During that phone call with my parents they made me a bet over whether I could/couldn’t go to the cinema once a week for year and then review each film I had seen. I don’t think that an incentive or prize was even mentioned, it was for the glory (or the necessity to stop wasting money with something that I wasn’t even using). I half-heartedly agreed. Although I really did want to go to the cinema I just couldn’t see how I’d find the time. Anxiety had long-standing appointments that took up what little time I had outside of work. There was also the fact I wasn’t sure who exactly I could go to the cinema with. I’d just moved to London a few months prior and I still didn’t really know anyone – there really seemed like there was no time for rest nor play.
If anxiety has given me one thing – beyond bouts of depression, occasional panic attacks and irrational fear of unknown social situations – it’s the ability to think of every possible worst-case scenario in less than a minute. Having posed the question of ‘What the worst thing that could happen if I went to the cinema alone?’ my brain processed dozens in the time it took you to read this overlong sentence. These varied in irrationality and probability, from the low level ‘What if my students see me?’ & ‘What if people stare at me and think I’m weird?’ to things so random and unlikely I couldn’t even guess what may have crossed my mind. I’d given myself something new to be anxious about. Once more I’d turned something that should/could/would be fun into something I could mentally torture myself with during a bout of insomnia.
Give me a class of thirty year 11s and I can teach them Shakespeare, poetry or An Inspector Calls. I’d do if confidently and with minimal anxiety. Tell me to try something new or even worse, on my own, that’s when the true fear starts. The next day, at lunchtime in the staffroom, I broached the prospect of going to the cinema on my own, adopting an intentionally casual tone so as not to raise suspicion or betray how anxious the prospect was making me. Nobody thought it was that weird. Or at least they didn’t say so. I was even recommended a film and found a 6.30pm showing at my nearest cinema that I could go to during the week.

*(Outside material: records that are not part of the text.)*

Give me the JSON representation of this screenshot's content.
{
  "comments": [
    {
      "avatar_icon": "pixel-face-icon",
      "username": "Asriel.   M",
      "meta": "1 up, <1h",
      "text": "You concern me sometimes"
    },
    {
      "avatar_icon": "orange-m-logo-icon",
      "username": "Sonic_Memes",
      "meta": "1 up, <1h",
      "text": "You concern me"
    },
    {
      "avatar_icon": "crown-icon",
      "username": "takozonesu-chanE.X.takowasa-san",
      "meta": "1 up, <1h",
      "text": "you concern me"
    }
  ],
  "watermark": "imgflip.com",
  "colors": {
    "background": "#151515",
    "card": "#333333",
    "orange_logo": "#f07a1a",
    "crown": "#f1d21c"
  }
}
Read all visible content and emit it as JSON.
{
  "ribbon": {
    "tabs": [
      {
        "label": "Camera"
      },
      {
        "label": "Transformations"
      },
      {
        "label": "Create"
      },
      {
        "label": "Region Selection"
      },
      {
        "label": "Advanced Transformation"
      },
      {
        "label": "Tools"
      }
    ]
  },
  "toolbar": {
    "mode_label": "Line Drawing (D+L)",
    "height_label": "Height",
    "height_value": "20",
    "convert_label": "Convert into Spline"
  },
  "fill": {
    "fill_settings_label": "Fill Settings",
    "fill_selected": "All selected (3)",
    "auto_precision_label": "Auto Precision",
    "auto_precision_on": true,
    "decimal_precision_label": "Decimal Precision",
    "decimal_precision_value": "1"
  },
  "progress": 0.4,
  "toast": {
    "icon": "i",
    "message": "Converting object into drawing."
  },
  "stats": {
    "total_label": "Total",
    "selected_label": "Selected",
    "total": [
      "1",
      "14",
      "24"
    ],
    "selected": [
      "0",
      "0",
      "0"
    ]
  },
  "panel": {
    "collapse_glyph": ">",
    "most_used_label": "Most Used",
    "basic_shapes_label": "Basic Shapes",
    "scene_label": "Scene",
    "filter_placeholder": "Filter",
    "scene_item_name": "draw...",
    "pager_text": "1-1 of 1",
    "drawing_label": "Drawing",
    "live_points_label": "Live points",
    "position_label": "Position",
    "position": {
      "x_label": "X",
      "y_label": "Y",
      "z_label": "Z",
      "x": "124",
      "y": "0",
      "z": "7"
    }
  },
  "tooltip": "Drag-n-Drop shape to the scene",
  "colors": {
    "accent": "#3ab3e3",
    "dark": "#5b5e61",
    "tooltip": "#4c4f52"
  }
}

As a result of this internal unrest I think I’ll always have a soft spot for John Wick. Most people who’ve seen it say they were really surprised by how much they enjoyed it, which is how I’d describe going to the cinema on my own that evening. I actually really enjoyed it. I had chosen a film I wanted to see and when I wanted to see it. I had left work when I wanted, didn’t have to worry about meeting anyone, didn’t have to worry about whether my code-of-conduct-adherent snack would aggrieve my cinematic companion somehow and I could leave the cinema when I wanted without that whole hanging around whilst people use the loo etc. It was actually rather liberating. No-one, as far as I had noticed, had stared at me. I’d had a great evening in my own company – a prospect which had seemed so nightmarish and so unlikely for so long. Once home I wrote my review and posted it on my blog. I did the same the next week. And the week after.
Next month will mark two years since I took myself out on that movie date. I can wholeheartedly say it’s the best decision I’ve ever made, equal to becoming a teacher. It gave me a hobby that soon became a passion. It revitalised my sense of purpose, gave me happiness and a contentedness I could reinvest in my teaching. It’s brought me friendships and confidence. I’ve been to movie premieres, innumerable preview screenings and meet some truly incredible people along the way. If I hadn’t made the decision to allow myself to go to the cinema on my own I really wouldn’t be the person I am today. By making time for my love of cinema and coming to peace with sometimes going on my own, I found a way of coming to peace with myself.